Reading the ramblings of Sleep Talkin’ Man remind me that, while I don’t talk in my sleep (that I know of), I sometimes say and do things in that weird, semi-conscious state between sleep and wide awake consciousness. Things that are strange, and strangely related to the context of the waking environment. Things that I don’t often mean.
For example, I was once awakened by a ringing telephone on my nightstand at 4:30 a.m. In my haze, I went all Maxwell Smart and tried to answer a shoe which was not far from my bed. I remember trying to hit the answer button on the bottom of my shoe, holding it up to my ear to talk, and being perplexed as to why it was still ringing. It took about 30 seconds before I realized what I was doing, but by then it was too late to answer the real phone.
Another time, I incorporated my dog’s nails clicking on a tile floor nearby into my dream as rain hitting the window. I shot up out of bed, and tried to close the window to prevent the rain from coming in.
And it can be worse when there’s someone else there.
I have a standard spiel where I tell overnight guests that they should just ignore anything and everything, good or bad, that comes out of my mouth for the first five minutes after I wake up, especially if I’m awoken suddenly by an alarm clock, an inadvertent kick, etc.
Tracy did not heed my advice.
I had been seeing a girl, Tracy, for a few weeks many years ago, and she stayed over one Saturday night. On Sunday morning, I rolled over and my eyes must’ve fluttered open for a moment because she said, “Good morning, handsome,” which I heard and responded to during that five minute window I told her to ignore:
“It ain’t that fucking good…you’re still here.”
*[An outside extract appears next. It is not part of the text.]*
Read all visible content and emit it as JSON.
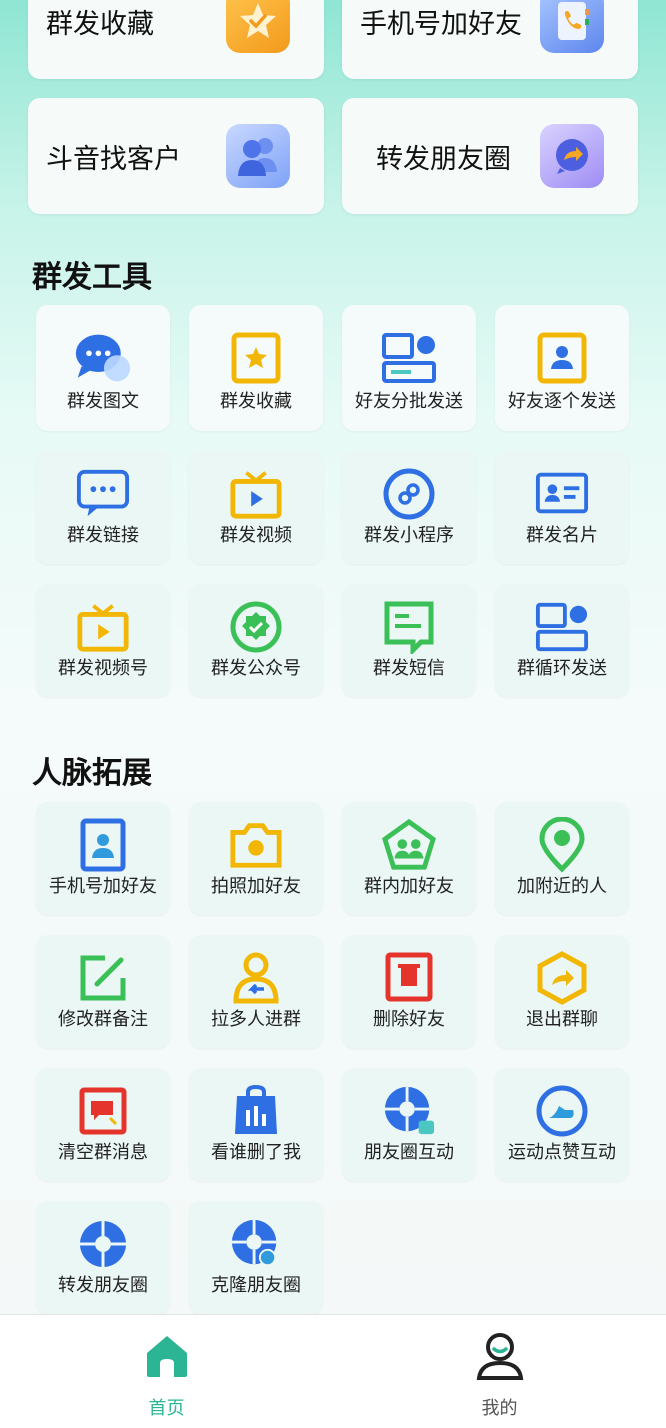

The next thing I know, I was wondering why I was on the floor; wondering why Tracy was running out of my bedroom; and wondering why my face was throbbing with pain. As I was wondering all of these things, I noticed that the floor was quite comfortable, so I went back to sleep.
One other aspect of this weird time between sleep and consciousness is that I only seem to recall the things I do during it after a long period of time has elapsed, or if my memory is triggered by something external to me like an ad on TV or whoever was with me says something.
I don’t know how long I was asleep for, but I awoke with my head basically located under my bed. After taking a few minutes to get my bearings, and after coming to terms that I had fallen out of bed in the middle of the night and fallen back asleep on the floor, I managed to get myself up to check on my guest. She wasn’t there. Seeing as how it was 11 a.m., I figured that she had something to do and didn’t want to wake me on her way out. I looked for a note, but couldn’t find one.
I went into the bathroom to take care of mother nature, and as I splashed water on my face I noticed something strange. My right eye had some serious bags under it. In fact, one could say it was…well…bruised. I had no idea how it happened, but thought it must’ve happened when I fell out of bed.
It was about this point that my fully armed and operational brain put a few things together, and started to panic:
- I woke up on the floor with my head under the bed…
- I had a black eye…
- My guest from the previous evening was no where to be found…
OH SHIT! SHE’S BEEN ABDUCTED!
I frantically called her cell phone. It rang once and went to voice mail. Someone, maybe her, maybe her abductors, sent my call straight to voice mail. I frantically yelled at the voicemail system, “Tracy, it’s Josh, are you alright?! I woke up stuffed under my bed with a black eye. You’re not here, are you OK?! If you’re OK, please call me back, I’m freaking out!”
I began pacing around my living room.
I waited five minutes, called her back, got voice mail on one ring again, and left another frantic message, including something about calling the police, which I was seriously about to do.
She called me back about two minutes later, informed me that she was OK, told me not to call the police, and then spent the next several minutes calling me names I’d rather not print here (“motherfucking douche bag” was probably the cleanest of them), and then hung up.
I still had no idea what she was talking about, but I was beginning to get the idea that it was all my fault.
So there I was at about 11:30 a.m. on a Sunday morning, with a black eye, a very irate friend, and a queasy feeling in my stomach. I was hoping that whatever happened between the two of us, that I looked worse. Knowing that she was OK, and by OK I mean that she wasn’t abducted by evildoers, I decided to let things calm down before I tried to make contact again to find out what I did.
I tried making contact several hours later, to no avail. I tried for several days, again, to no avail.
After about a week and a half of leaving messages for her basically asking the same thing (“What did I do?”), I guess she finally got tired of it and called me back. After asking me if I was serious when I said that I had no idea why she was mad at me, she explained what happened. As she started to explain it, almost immediately, the details flooded back into my conscious memory, and I was able to finish the story for her. Unfortunately, I also remembered my standard immunity defense of not taking my first five minutes of consciousness seriously, and I let out a hearty laugh at my original statement, her actions in response, and my subsequent freak-out upon awakening consciously.
Upon hearing my laughter, she hung up on me. A person can’t slam a cell phone down, but I’m sure she hit the “end call” button with gusto, if she didn’t actually throw the phone against the wall.
Even though I tried apologizing, with flowers, she never spoke to me again.